In November 2007, Adams released the Yule album Wintertide, featuring duets between both Adams' and Heather Alexander's voices. As noted in Adams' interview in Just Out, Wintertide is the first album with a series of these duets.[2] A Familiar Promise, released in July 2008, also includes duets between both voices.

Literary collaborations and references[edit]

Several of the Firebird Arts and Music albums include collaborations with Mercedes Lackey and inspired by the works of Andre Norton. (See the discography below for more information.)

The 2002 album Insh'Allah was inspired by Steven Barnes's novel Lion's Blood. The songs and the book were written concurrently, and several of the songs are quoted in the book and its sequel.[4]

In a similar vein, the 2006 album Merlin's Descendants is based on the fiction of Irene Radford.[6][8]

S.M. Stirling quotes Alexander's song lyrics in his Island in the Sea of Time trilogy. His Emberverse series features a red-haired musician who plays guitar, fiddle, and bodhran named Juniper Mackenzie. Alexander's song lyrics are used as Mackenzie's songs in the book. (Juniper and heather are both plants.)[9]

John Ringo quotes Alexander's song March of Cambreadth in his Council Wars series (for the Centurions' battle song) as well as in the Paladin of Shadows series.[10] March of Cambreadth and Black Unicorn are also quoted in the Looking Glass series.

Mike Shepard used the song March of Cambreadth in his book Defiant. Defiant also has a character named Heather Alexander.

Several of his songs have been parodied, most notably March of Cambreadth.

Pegasus Awards[edit]

He has received three Pegasus Awards:

Discography[edit]

The albums listed through Everafter are billed as Heather Alexander. Later are billed as Alexander James Adams.

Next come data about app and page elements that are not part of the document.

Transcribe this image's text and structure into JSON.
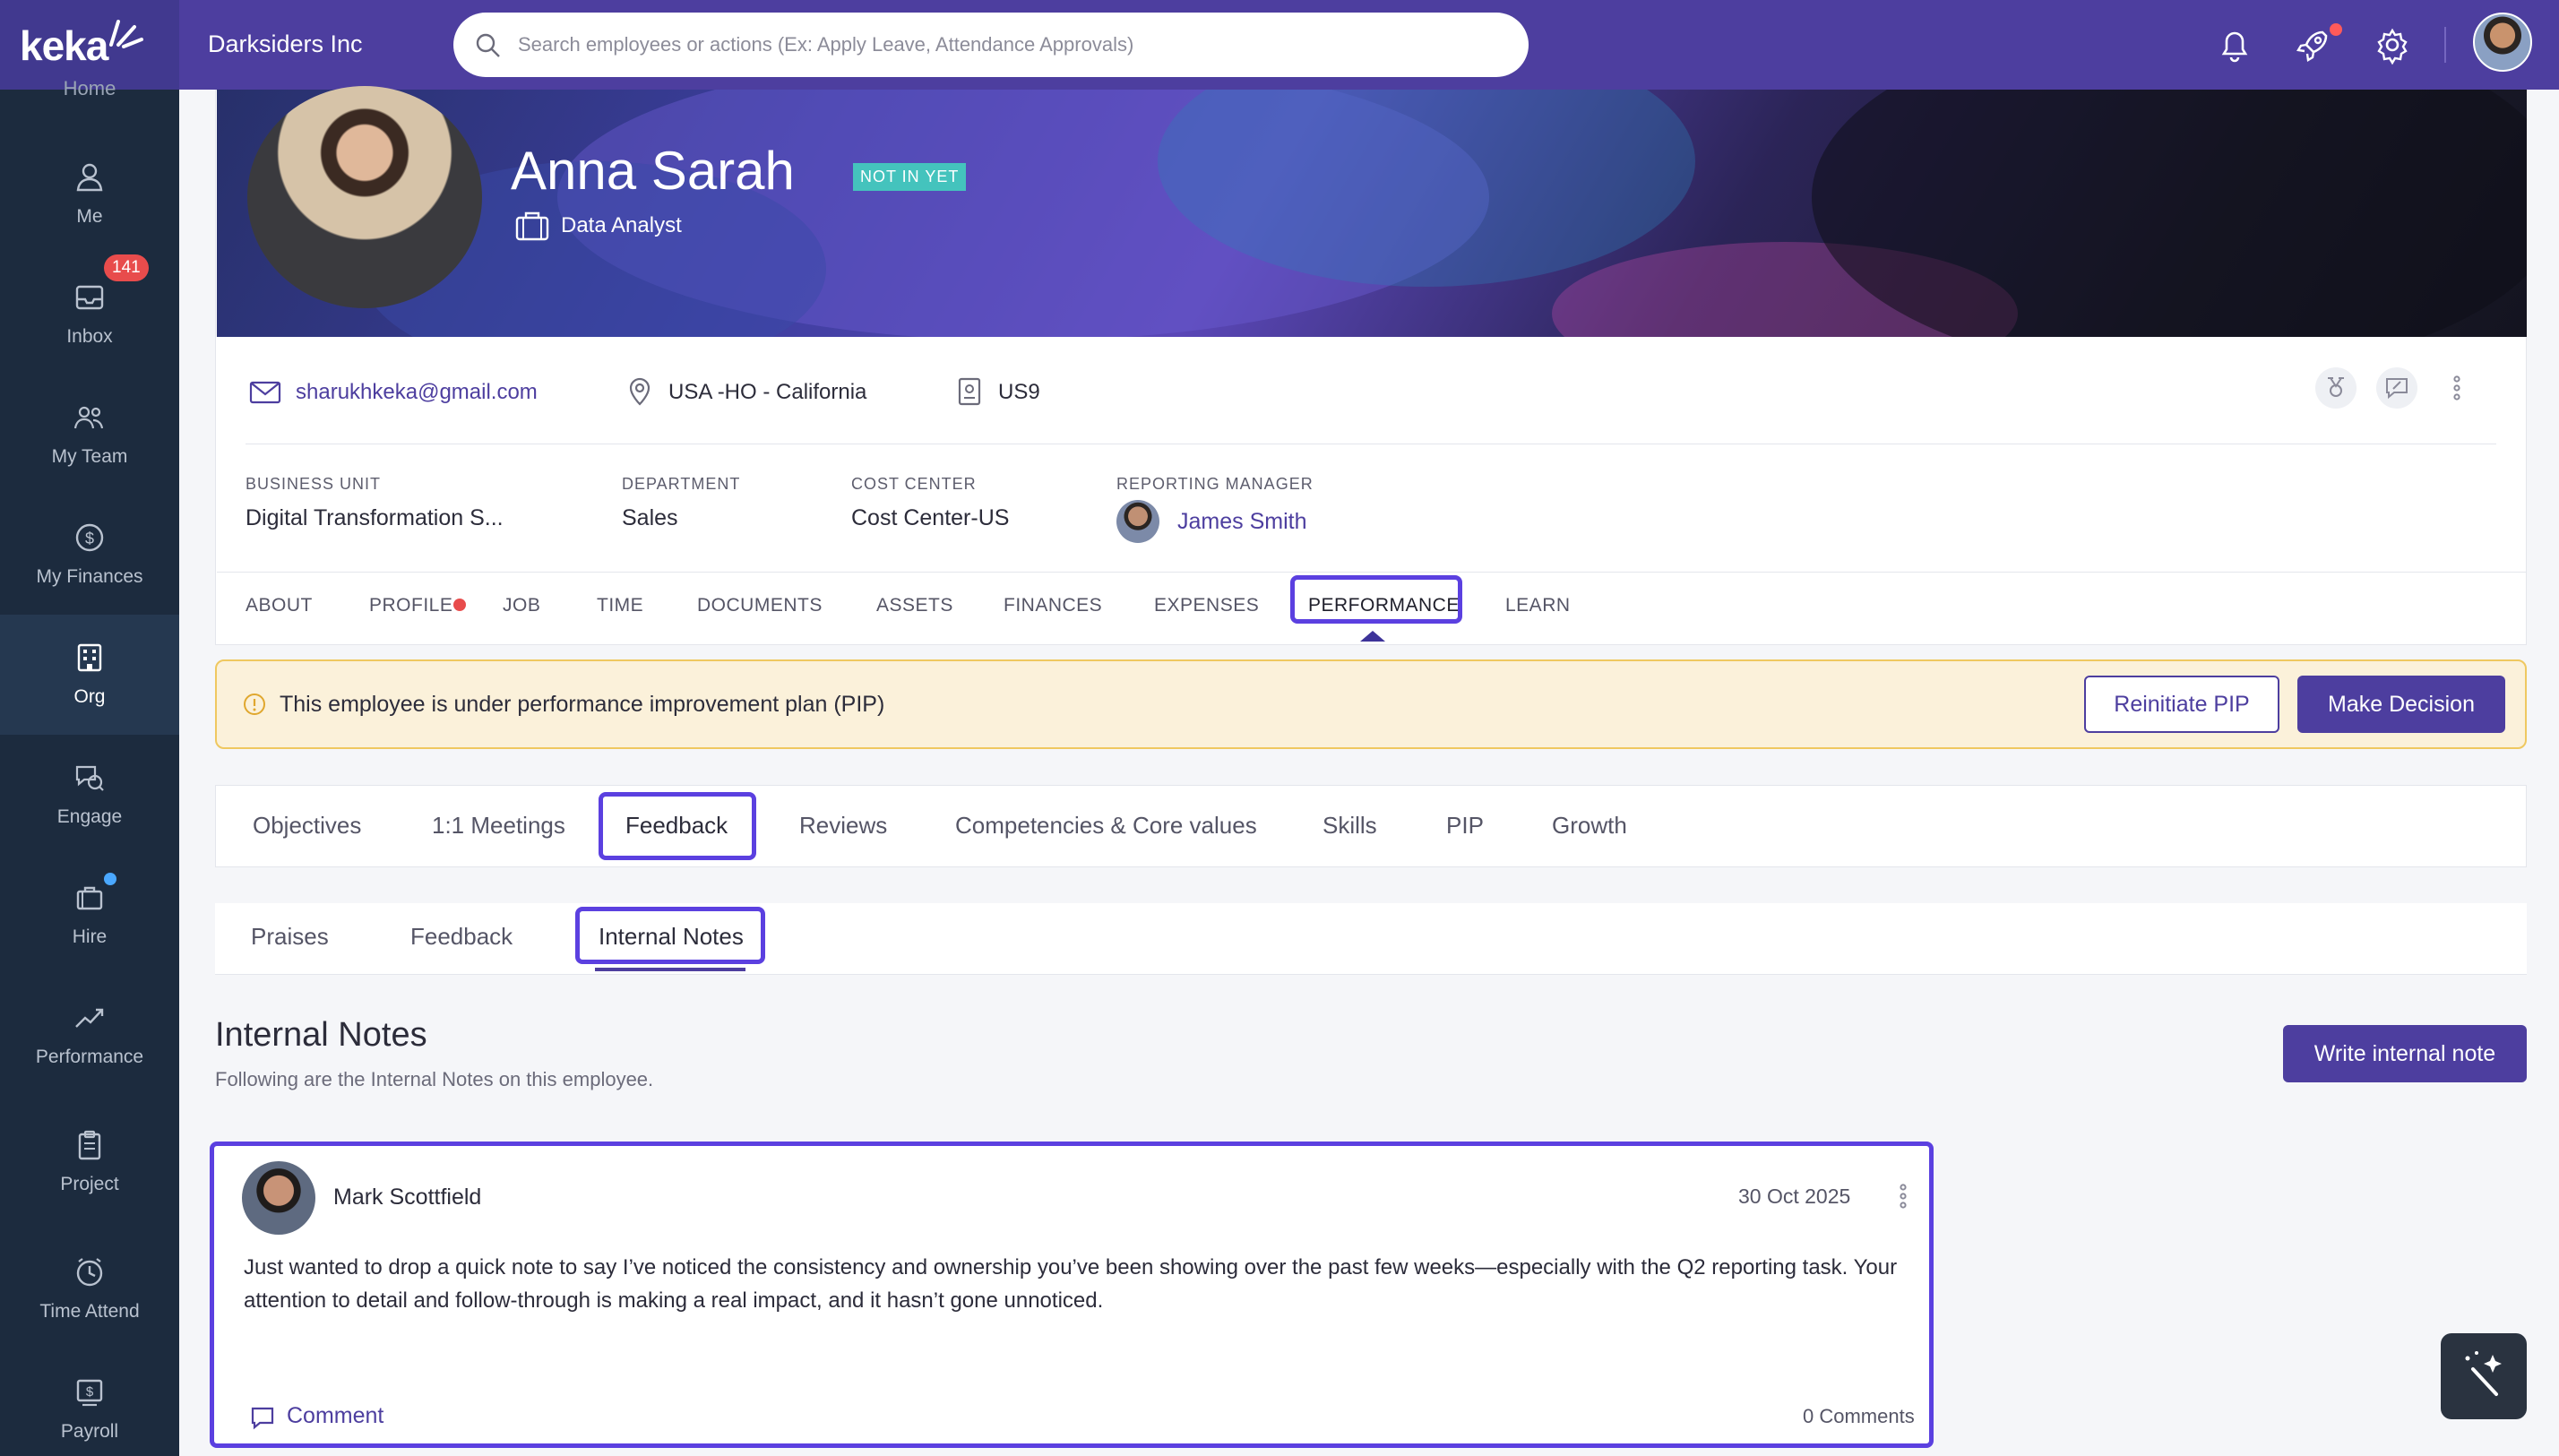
{
  "app": {
    "logo": "keka",
    "company": "Darksiders Inc"
  },
  "search": {
    "placeholder": "Search employees or actions (Ex: Apply Leave, Attendance Approvals)"
  },
  "sidebar": {
    "home_label": "Home",
    "items": [
      {
        "label": "Me",
        "icon": "person-icon"
      },
      {
        "label": "Inbox",
        "icon": "inbox-icon",
        "badge": "141"
      },
      {
        "label": "My Team",
        "icon": "team-icon"
      },
      {
        "label": "My Finances",
        "icon": "dollar-icon"
      },
      {
        "label": "Org",
        "icon": "building-icon",
        "active": true
      },
      {
        "label": "Engage",
        "icon": "chat-icon"
      },
      {
        "label": "Hire",
        "icon": "briefcase-icon"
      },
      {
        "label": "Performance",
        "icon": "trend-icon"
      },
      {
        "label": "Project",
        "icon": "clipboard-icon"
      },
      {
        "label": "Time Attend",
        "icon": "clock-icon"
      },
      {
        "label": "Payroll",
        "icon": "payroll-icon"
      }
    ]
  },
  "employee": {
    "name": "Anna Sarah",
    "status": "NOT IN YET",
    "designation": "Data Analyst",
    "email": "sharukhkeka@gmail.com",
    "location": "USA -HO - California",
    "emp_id": "US9",
    "business_unit_label": "BUSINESS UNIT",
    "business_unit": "Digital Transformation S...",
    "department_label": "DEPARTMENT",
    "department": "Sales",
    "cost_center_label": "COST CENTER",
    "cost_center": "Cost Center-US",
    "manager_label": "REPORTING MANAGER",
    "manager": "James Smith"
  },
  "tabs": [
    "ABOUT",
    "PROFILE",
    "JOB",
    "TIME",
    "DOCUMENTS",
    "ASSETS",
    "FINANCES",
    "EXPENSES",
    "PERFORMANCE",
    "LEARN"
  ],
  "pip": {
    "message": "This employee is under performance improvement plan (PIP)",
    "reinitiate": "Reinitiate PIP",
    "decision": "Make Decision"
  },
  "perf_tabs": [
    "Objectives",
    "1:1 Meetings",
    "Feedback",
    "Reviews",
    "Competencies & Core values",
    "Skills",
    "PIP",
    "Growth"
  ],
  "feedback_tabs": [
    "Praises",
    "Feedback",
    "Internal Notes"
  ],
  "section": {
    "title": "Internal Notes",
    "subtitle": "Following are the Internal Notes on this employee.",
    "write_button": "Write internal note"
  },
  "note": {
    "author": "Mark Scottfield",
    "date": "30 Oct 2025",
    "body": "Just wanted to drop a quick note to say I’ve noticed the consistency and ownership you’ve been showing over the past few weeks—especially with the Q2 reporting task. Your attention to detail and follow-through is making a real impact, and it hasn’t gone unnoticed.",
    "comment_label": "Comment",
    "comment_count": "0 Comments"
  },
  "colors": {
    "brand": "#4d3e9f",
    "sidebar": "#1c2b3e",
    "highlight": "#5b40e0",
    "pip_bg": "#fbf1da"
  }
}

Despite the transition, all lyrics, music, and recordings originally copyright Heather Alexander retain the copyright of Heather Alexander.

Solo Albums[edit]

Unless otherwise noted, albums feature a mix of traditional & original Celtic music.

Band albums[edit]

Back cover of Keepers of the Flame.

DVD[edit]

Books[edit]

Guest appearances[edit]

This includes compilations and backing appearances for other artists.

See also[edit]

References[edit]

  1. ^ Radcon 5 draws sci-fi, fantasy fans to Pasco, Tri-City Herald, Feb 17, 2008. The article refers to "[t]ransgender Celtic performer Alexander James Adams", adding that "[t]he singer-songwriter toured across the U.S. and in England and Germany as Heather Alexander for 25 years before beginning to tour as Alexander, said Kore Adams, his partner."
  2. ^ a b The Disappearance of Heather Alexander, Just Out, March 7, 2008, pp 24-25. Adams discusses his transition and career in this interview.
  3. ^ Q & A with AJ Adams, Pacific Fen Spotlight, September 27, 2008. Alec discusses the fact that Heather Alexander was transgender.
  4. ^ a b c d "Strange Horizons Interview, 29 July 2002". Strangehorizons.com. 2002-07-29. Retrieved 2013-12-04. 
  5. ^ a b For more information see the Heatherlands.com page on the album, including information from the album's press kit; Heatherlands.com FAQ; Mark Ungar's Discography; Cat Taylor Discography; Our Keepers of the Flame re-release effort: a second perspective.
  6. ^ a b c d e f g Discography on the official website, www.heatherlands.com[dead link]
  7. ^ a b c For more information see the Tricky Pixie website
  8. ^ Irene Radford's site.
  9. ^ This been commented on in reviews and convention programs.
  10. ^ Per the Midsummer page on the official website, www.heatherlands.com, and BAEN books site.
  11. ^ a b c d e f g h i j k l m n Discography and old order page on official website.
  12. ^ a b c d e f See Alexander James Adams albums on http://www.faerietaleminstrel.com
  13. ^ For more information see the archived product page.
  14. ^ For more information, see the Uffington Horse website

External links[edit]